Deb was on my dissertation committee for my DrPH at BUSPH and she was the chair of my home department. I always found Deb to be kind, approachable, and welcoming. I appreciated her support as I navigated completing my doctorate, working full time, and welcoming my second child shortly after my defense. ~Michele Sinunu, former student

I had the pleasure of meeting Deb last September. I was a recent graduate with only a couple years of experience as a research assistant, yet to my surprise, Deb hired me on as the Project Manager for her most recent NIH-funded research project, EDGE. I felt out of my depths at first, but Deb has an uncanny talent for mentoring and challenging her colleagues, staff, and students as they grow in their field. Throughout the past year, she pushed me to grow into my position in ways that I didn't think I was capable of, and through her I discovered a career path that I fell in love with. I quite literally would not have the career, community, or skills that I do today without her, and for that I will be eternally grateful.

I found her direct communication style, humour, and passion for her work refreshing. She made it clear that she would do whatever was needed to ensure that myself, my colleagues, and her students (or "kids" as she called them) succeeded in their ambitions. The kind of mentorship Deb offered is rare and serves as evidence of her generous and kind spirit. Hearing of her passing was heartbreaking, and she is very dearly missed all of us who are working on EDGE. We hope to proceed forward and finish this study in a way she would be proud of, and in the future, I hope to pay forward the mentorship and guidance she gave to me. ~DaLaina Cameron, EDGE staff member

I am so sorry to hear of Deb’s passing. She was a founding faculty member of the Public Health Genetics program and was a wonderful collaborator. She was instrumental in developing the curriculum for the ELSI (Ethical, Legal and Social Implications) component of the program, that was central to its unique interdisciplinary training. Not only was she an accomplished researcher and scientist, she was an outstanding teacher and mentor to our students. I will always have fond memories of working with her and learning from her valuable perspectives. My heartfelt sympathy goes out to her family and friends. ~Melissa Austin, Founding Director, Institute for Public Health Genetics, collaborator and friend

Deb was the most kind, caring, and generous person I have worked with. The moment I approached her to talk to her about my interest in her work she offered me an opportunity to work with her on a review paper she was doing. She said that she didn't like to have meetings with students where she didn't have something to offer them. When funding became available to the EDGE Study she reached out to me to give me the chance to work more closely with her. Since then, my life has changed pretty drastically and through all of this Deb has unwaveringly supported my professional growth and progress. She encouraged and supported me as I applied to PhD programs and built out my dissertation ideas.

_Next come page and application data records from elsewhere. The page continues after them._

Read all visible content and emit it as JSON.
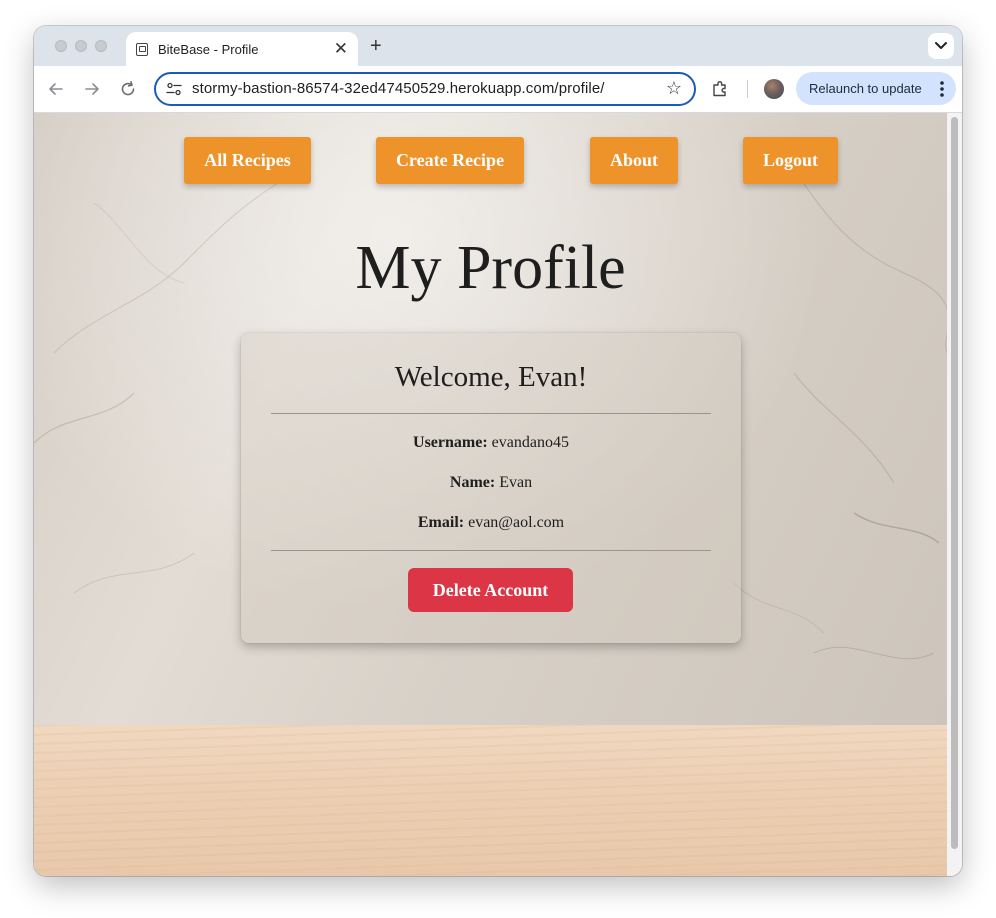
{
  "browser": {
    "tab_title": "BiteBase - Profile",
    "tab_close": "✕",
    "new_tab": "+",
    "url": "stormy-bastion-86574-32ed47450529.herokuapp.com/profile/",
    "star": "☆",
    "relaunch_label": "Relaunch to update"
  },
  "nav": {
    "all_recipes": "All Recipes",
    "create_recipe": "Create Recipe",
    "about": "About",
    "logout": "Logout"
  },
  "page": {
    "title": "My Profile"
  },
  "profile": {
    "welcome": "Welcome, Evan!",
    "username_label": "Username:",
    "username": "evandano45",
    "name_label": "Name:",
    "name": "Evan",
    "email_label": "Email:",
    "email": "evan@aol.com",
    "delete_label": "Delete Account"
  },
  "colors": {
    "nav_button": "#ee9329",
    "delete_button": "#dc3545",
    "omnibox_focus": "#1a5bb8",
    "relaunch_chip": "#d3e3fd"
  }
}
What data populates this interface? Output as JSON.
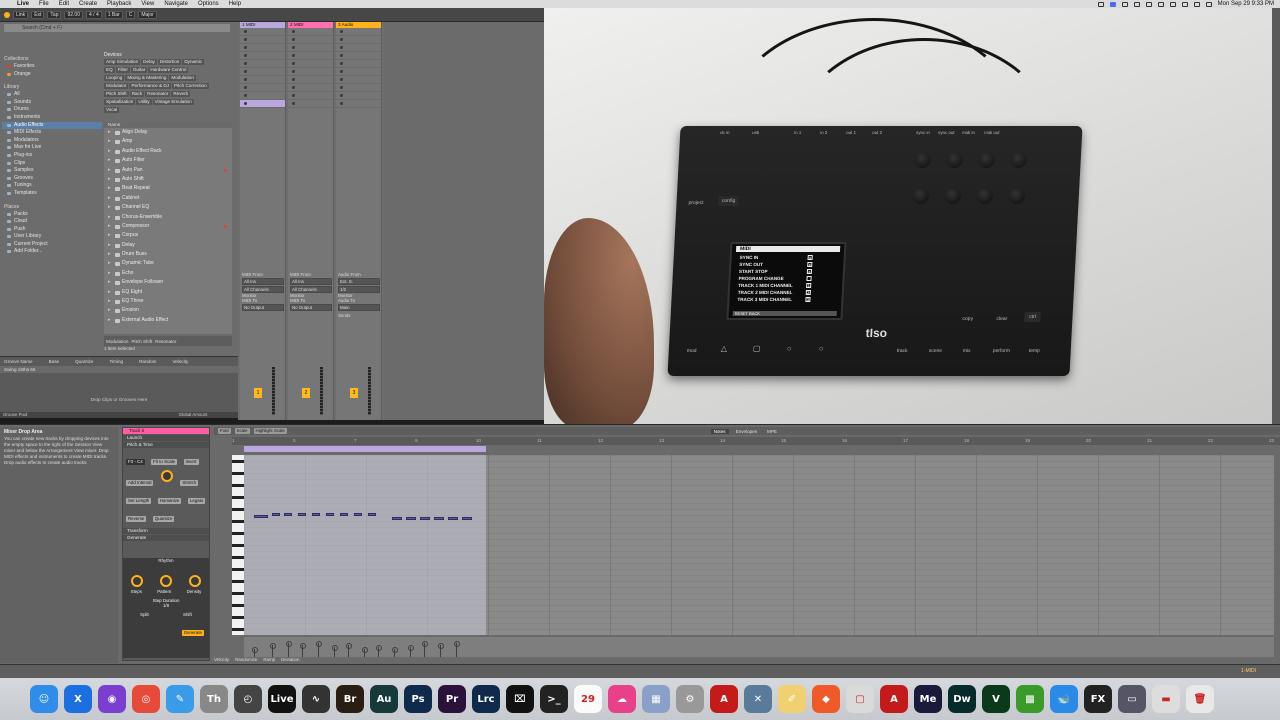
{
  "menubar": {
    "items": [
      "Live",
      "File",
      "Edit",
      "Create",
      "Playback",
      "View",
      "Navigate",
      "Options",
      "Help"
    ],
    "clock": "Mon Sep 29  9:33 PM"
  },
  "ctrlbar": {
    "link": "Link",
    "ext": "Ext",
    "tap": "Tap",
    "bpm": "92.00",
    "sig": "4 / 4",
    "bar": "1 Bar",
    "key": "C",
    "scale": "Major"
  },
  "browser": {
    "search_placeholder": "Search (Cmd + F)",
    "collections_h": "Collections",
    "collections": [
      {
        "label": "Favorites",
        "cls": "red"
      },
      {
        "label": "Orange",
        "cls": "orange"
      }
    ],
    "library_h": "Library",
    "library": [
      "All",
      "Sounds",
      "Drums",
      "Instruments",
      "Audio Effects",
      "MIDI Effects",
      "Modulators",
      "Max for Live",
      "Plug-ins",
      "Clips",
      "Samples",
      "Grooves",
      "Tunings",
      "Templates"
    ],
    "places_h": "Places",
    "places": [
      "Packs",
      "Cloud",
      "Push",
      "User Library",
      "Current Project",
      "Add Folder..."
    ],
    "devices_h": "Devices",
    "tags": [
      [
        "Amp Simulation",
        "Delay",
        "Distortion",
        "Dynamic"
      ],
      [
        "EQ",
        "Filter",
        "Guitar",
        "Hardware Control"
      ],
      [
        "Looping",
        "Mixing & Mastering",
        "Modulation"
      ],
      [
        "Modulator",
        "Performance & DJ",
        "Pitch Correction"
      ],
      [
        "Pitch Shift",
        "Rack",
        "Resonator",
        "Reverb"
      ],
      [
        "Spatialization",
        "Utility",
        "Vintage Emulation"
      ],
      [
        "Vocal"
      ]
    ],
    "name_h": "Name",
    "effects": [
      "Align Delay",
      "Amp",
      "Audio Effect Rack",
      "Auto Filter",
      "Auto Pan",
      "Auto Shift",
      "Beat Repeat",
      "Cabinet",
      "Channel EQ",
      "Chorus-Ensemble",
      "Compressor",
      "Corpus",
      "Delay",
      "Drum Buss",
      "Dynamic Tube",
      "Echo",
      "Envelope Follower",
      "EQ Eight",
      "EQ Three",
      "Erosion",
      "External Audio Effect"
    ],
    "footer_tags": [
      "Modulation",
      "Pitch Shift",
      "Resonator"
    ],
    "status": "1 item selected"
  },
  "groove": {
    "headers": [
      "Groove Name",
      "Base",
      "Quantize",
      "Timing",
      "Random",
      "Velocity"
    ],
    "row": "Swing 16ths 66",
    "drop": "Drop Clips or Grooves Here",
    "pool": "Groove Pool",
    "global": "Global Amount"
  },
  "session": {
    "tracks": [
      {
        "title": "1 MIDI",
        "color": "#b9a7de",
        "num": "1"
      },
      {
        "title": "2 MIDI",
        "color": "#ff6fb0",
        "num": "2"
      },
      {
        "title": "3 Audio",
        "color": "#ffb21a",
        "num": "3"
      }
    ],
    "io_labels": [
      "MIDI From",
      "All Ins",
      "All Channels",
      "Monitor",
      "MIDI To",
      "No Output"
    ],
    "audio_io": [
      "Audio From",
      "Ext. In",
      "1/2",
      "Monitor",
      "Audio To",
      "Main"
    ],
    "sends": "Sends"
  },
  "device_video": {
    "ports": [
      "dc in",
      "usb",
      "in 1",
      "in 2",
      "out 1",
      "out 2",
      "sync in",
      "sync out",
      "midi in",
      "midi out"
    ],
    "screen_title": "MIDI",
    "screen_lines": [
      {
        "label": "SYNC IN",
        "val": "x"
      },
      {
        "label": "SYNC OUT",
        "val": "x"
      },
      {
        "label": "START STOP",
        "val": "x"
      },
      {
        "label": "PROGRAM CHANGE",
        "val": ""
      },
      {
        "label": "TRACK 1 MIDI CHANNEL",
        "val": "1"
      },
      {
        "label": "TRACK 2 MIDI CHANNEL",
        "val": "2"
      },
      {
        "label": "TRACK 3 MIDI CHANNEL",
        "val": "3"
      }
    ],
    "screen_footer": "RESET          BACK",
    "buttons": [
      "project",
      "config",
      "mod",
      "track",
      "scene",
      "mix",
      "perform",
      "temp",
      "copy",
      "clear",
      "ctrl"
    ],
    "brand": "tIso"
  },
  "detail": {
    "info_title": "Mixer Drop Area",
    "info_body": "You can create new tracks by dropping devices into the empty space to the right of the Session View mixer and below the Arrangement View mixer. Drop MIDI effects and instruments to create MIDI tracks. Drop audio effects to create audio tracks.",
    "clip_name": "Track 0",
    "sections": [
      "Launch",
      "Pitch & Time"
    ],
    "pitch": "F3 - C4",
    "buttons": [
      "Fit to Scale",
      "Invert",
      "Add Interval",
      "Stretch",
      "Set Length",
      "Humanize",
      "Legato",
      "Reverse",
      "Quantize"
    ],
    "transform": "Transform",
    "generate": "Generate",
    "rhythm": "Rhythm",
    "knob_labels": [
      "Steps",
      "Pattern",
      "Density"
    ],
    "step_duration": "Step Duration",
    "step_val": "1/8",
    "gen_footer": [
      "Split",
      "Shift"
    ],
    "fold": "Fold",
    "scale": "Scale",
    "highlight": "Highlight Scale",
    "tabs": [
      "Notes",
      "Envelopes",
      "MPE"
    ],
    "ruler": [
      "1",
      "5",
      "7",
      "9",
      "10",
      "11",
      "12",
      "13",
      "14",
      "15",
      "16",
      "17",
      "18",
      "19",
      "20",
      "21",
      "22",
      "23"
    ],
    "vel_foot": [
      "Velocity",
      "Randomize",
      "Ramp",
      "Deviation"
    ],
    "generate_btn": "Generate",
    "status_right": "1-MIDI"
  },
  "dock": {
    "apps": [
      {
        "name": "finder",
        "label": "☺",
        "color": "#2f8ce8"
      },
      {
        "name": "xcode",
        "label": "X",
        "color": "#1b6fe0"
      },
      {
        "name": "obs",
        "label": "◉",
        "color": "#7a3fd0"
      },
      {
        "name": "chrome",
        "label": "◎",
        "color": "#e84a3a"
      },
      {
        "name": "stylus",
        "label": "✎",
        "color": "#3a9be8"
      },
      {
        "name": "type",
        "label": "Th",
        "color": "#888"
      },
      {
        "name": "capture",
        "label": "◴",
        "color": "#444"
      },
      {
        "name": "live",
        "label": "Live",
        "color": "#111"
      },
      {
        "name": "waves",
        "label": "∿",
        "color": "#333"
      },
      {
        "name": "bridge",
        "label": "Br",
        "color": "#2a1d12"
      },
      {
        "name": "audition",
        "label": "Au",
        "color": "#163a3a"
      },
      {
        "name": "photoshop",
        "label": "Ps",
        "color": "#0f2a4a"
      },
      {
        "name": "premiere",
        "label": "Pr",
        "color": "#2a123a"
      },
      {
        "name": "lightroom",
        "label": "Lrc",
        "color": "#0f2a4a"
      },
      {
        "name": "capcut",
        "label": "⌧",
        "color": "#111"
      },
      {
        "name": "terminal",
        "label": ">_",
        "color": "#222"
      },
      {
        "name": "calendar",
        "label": "29",
        "color": "#fafafa"
      },
      {
        "name": "creativecloud",
        "label": "☁",
        "color": "#e8408a"
      },
      {
        "name": "launchpad",
        "label": "▦",
        "color": "#8aa0c8"
      },
      {
        "name": "settings",
        "label": "⚙",
        "color": "#999"
      },
      {
        "name": "acrobat",
        "label": "A",
        "color": "#c41a1a"
      },
      {
        "name": "xquartz",
        "label": "✕",
        "color": "#5a7a9a"
      },
      {
        "name": "notes",
        "label": "✐",
        "color": "#f0d070"
      },
      {
        "name": "brave",
        "label": "◆",
        "color": "#f05a28"
      },
      {
        "name": "preview",
        "label": "▢",
        "color": "#dadada"
      },
      {
        "name": "acrobat2",
        "label": "A",
        "color": "#c41a1a"
      },
      {
        "name": "media-encoder",
        "label": "Me",
        "color": "#1a1a3a"
      },
      {
        "name": "dreamweaver",
        "label": "Dw",
        "color": "#072a2a"
      },
      {
        "name": "vectorworks",
        "label": "V",
        "color": "#0a3a1a"
      },
      {
        "name": "minecraft",
        "label": "▩",
        "color": "#3a9a2a"
      },
      {
        "name": "docker",
        "label": "🐋",
        "color": "#2a8ae8"
      },
      {
        "name": "fx",
        "label": "FX",
        "color": "#222"
      },
      {
        "name": "screen",
        "label": "▭",
        "color": "#556"
      },
      {
        "name": "storage",
        "label": "▬",
        "color": "#ddd"
      },
      {
        "name": "trash",
        "label": "🗑",
        "color": "#e8e8e8"
      }
    ]
  }
}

The impact of Deb's loss cannot be understated - she had such a large network of people, like me, who she was mentoring and helping. My hopes are to carry the legacy of Deb's work into what I am able to accomplish. ~EJ Dusic, Mentee and Research Assistant on the EDGE Study